When you are old and gray and full of sleep, and nodding by the fire, take down this book and slowly read, and dream of the soft look your eyes had once, and of their shadows deep. – William Butler Yeats
There were several especially quiet days during this past Christmas holiday that my 3-year old niece and I found a good chair to sit in so we could read together. No matter what book she chose, there were certain times of the day that I could barely make it past page two without her falling into a deep sleep. It would sometimes take me several minutes to realize she had fallen asleep, and most of the time the book was so good that I just kept reading until the end. As I quieted my reading and eventually trailed the words off into a whisper, she would sometimes try to open her eyes or even smile just a bit, but otherwise she was, as my grandma always says, “out like a little light.”
It made me think about how relevant books are to the rhythms of life. There have been so many middle-of-the-night anxieties that have awoken me over the years, but the one thing they all have in common is the time they have given me to read (or pray!). It is little wonder that books are as abundant on nightstands around the world as they are in libraries around the world. There have been times that my nightstand is stacked so high with books that I can hardly find the switch to turn on the lamp that is surrounded by them.
From there, the chronology of events is always the same: I think I will never been able to fall asleep, so I begin reading. Eventually, I feel the book start to slip from my hands and I try to keep my eyes open long enough to read until the end of the chapter, or at least the end of the page. And then, without warning, I am “out like a light.”
One thing I’ve learned: sleepy readers are the happiest readers I know.
* Every Tuesday we introduce you to a favorite book from our secret book room, and give you a unique “recipe for fun” this week over on our Book Cook page…
Today’s great book: Pierre: A Cautionary Tale in Five Chapters and a Prologue by Maurice Sendak (1962, HarperCollins)
Time to Read: short and funny; bedtime or anytime
Summary: from www.goodreads.com…Pierre’s ‘I don’t care!’ intrigues a hungry lion. ‘A story with a moral air about Pierre, who learned to care.’
Best Quote: “I don’t care,” said Pierre.

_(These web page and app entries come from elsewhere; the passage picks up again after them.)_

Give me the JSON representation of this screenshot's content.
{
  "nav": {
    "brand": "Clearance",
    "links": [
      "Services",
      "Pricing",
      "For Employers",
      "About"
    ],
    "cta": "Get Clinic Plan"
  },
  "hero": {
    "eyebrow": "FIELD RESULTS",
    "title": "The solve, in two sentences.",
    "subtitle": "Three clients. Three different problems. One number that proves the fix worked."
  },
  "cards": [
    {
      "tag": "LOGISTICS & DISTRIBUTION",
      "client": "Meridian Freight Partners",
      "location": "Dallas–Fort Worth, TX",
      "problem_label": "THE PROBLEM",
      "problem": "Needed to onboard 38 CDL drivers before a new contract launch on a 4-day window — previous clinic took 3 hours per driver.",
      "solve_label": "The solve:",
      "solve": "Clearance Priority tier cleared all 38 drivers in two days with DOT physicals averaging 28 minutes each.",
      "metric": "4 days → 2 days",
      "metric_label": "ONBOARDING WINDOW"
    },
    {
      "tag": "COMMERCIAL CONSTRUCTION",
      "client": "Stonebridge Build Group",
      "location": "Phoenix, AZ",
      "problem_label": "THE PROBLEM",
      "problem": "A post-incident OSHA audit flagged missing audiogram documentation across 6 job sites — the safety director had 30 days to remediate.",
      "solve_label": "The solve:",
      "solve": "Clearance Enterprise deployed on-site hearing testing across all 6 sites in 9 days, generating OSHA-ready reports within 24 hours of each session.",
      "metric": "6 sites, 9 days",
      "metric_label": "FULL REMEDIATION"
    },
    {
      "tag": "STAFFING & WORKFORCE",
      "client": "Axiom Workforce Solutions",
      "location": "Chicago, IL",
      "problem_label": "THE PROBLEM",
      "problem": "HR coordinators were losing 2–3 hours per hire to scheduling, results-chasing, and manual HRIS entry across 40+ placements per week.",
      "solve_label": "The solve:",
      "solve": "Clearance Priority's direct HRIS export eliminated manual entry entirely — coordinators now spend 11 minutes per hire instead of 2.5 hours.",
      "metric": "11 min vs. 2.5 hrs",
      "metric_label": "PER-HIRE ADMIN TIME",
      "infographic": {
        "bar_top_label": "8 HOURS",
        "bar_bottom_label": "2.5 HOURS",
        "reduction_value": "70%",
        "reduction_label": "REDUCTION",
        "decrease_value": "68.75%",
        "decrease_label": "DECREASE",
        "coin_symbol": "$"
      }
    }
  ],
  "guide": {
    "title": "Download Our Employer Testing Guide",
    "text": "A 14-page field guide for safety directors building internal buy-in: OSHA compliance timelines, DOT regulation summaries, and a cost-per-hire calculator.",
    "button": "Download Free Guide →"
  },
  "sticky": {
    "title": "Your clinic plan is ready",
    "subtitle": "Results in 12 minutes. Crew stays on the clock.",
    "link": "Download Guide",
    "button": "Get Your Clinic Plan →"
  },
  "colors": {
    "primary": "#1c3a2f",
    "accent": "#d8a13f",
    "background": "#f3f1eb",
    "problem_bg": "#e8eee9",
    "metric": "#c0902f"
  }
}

Our View: The moment you start reading this book you are going to love every word and idea of it. The rhyming rhythm makes it so easy and accessible for a read-aloud and the several characters (mother, father, doctor, son, lion) are so much to read in different voices. This is a favorite at our house. Our youngest found it in a box of books for sale at a local church bazaar and we bought for a quarter. I’ll never forget her reading it to us from the backseat of the car on the way home that day. We laughed and were so surprised by this little book with the big heart. We learned one thing – it pays to care!
Remember to visit our Book Cook page for the recipe – “Lion’s Mouth!” – created by the kids to accompany this particular book.
Does anyone make waterproof books? Our great English major friend says kindle now has a waterproof cover, but we agreed that we’re both afraid to use it! So I am sitting here at my in-laws pool watching my kids and their cousins swim. One brought a book and is trying to figure out how to read it…in the pool. It’s true. People who love to read, love to read everywhere.
That is why it’s a good idea to always have a book along. When the girls were 2 or 3 we started keeping a backpack of books next to them in the car. Whether it was across town to visit the grocery store, waiting for a doctors appointment, in line at the drive-thru bank, or traveling out of town, that bag of 10 or 15 books saved the sanity of those of us in the front seat. We kept it fully stocked with a good variety of that month’s favorite books, and it rarely failed to keep the girls content. I can still see them strapped down in that massive 1995 carseat (so big it nearly swallowed our kids whole) with a harness seatbelt mechanism that practically took an engineering degree to secure it in our Camry. But bringing that backpack along was never a struggle.
Gone are their days in carseats, but the books in crazy places remain…even on a raft at the pool.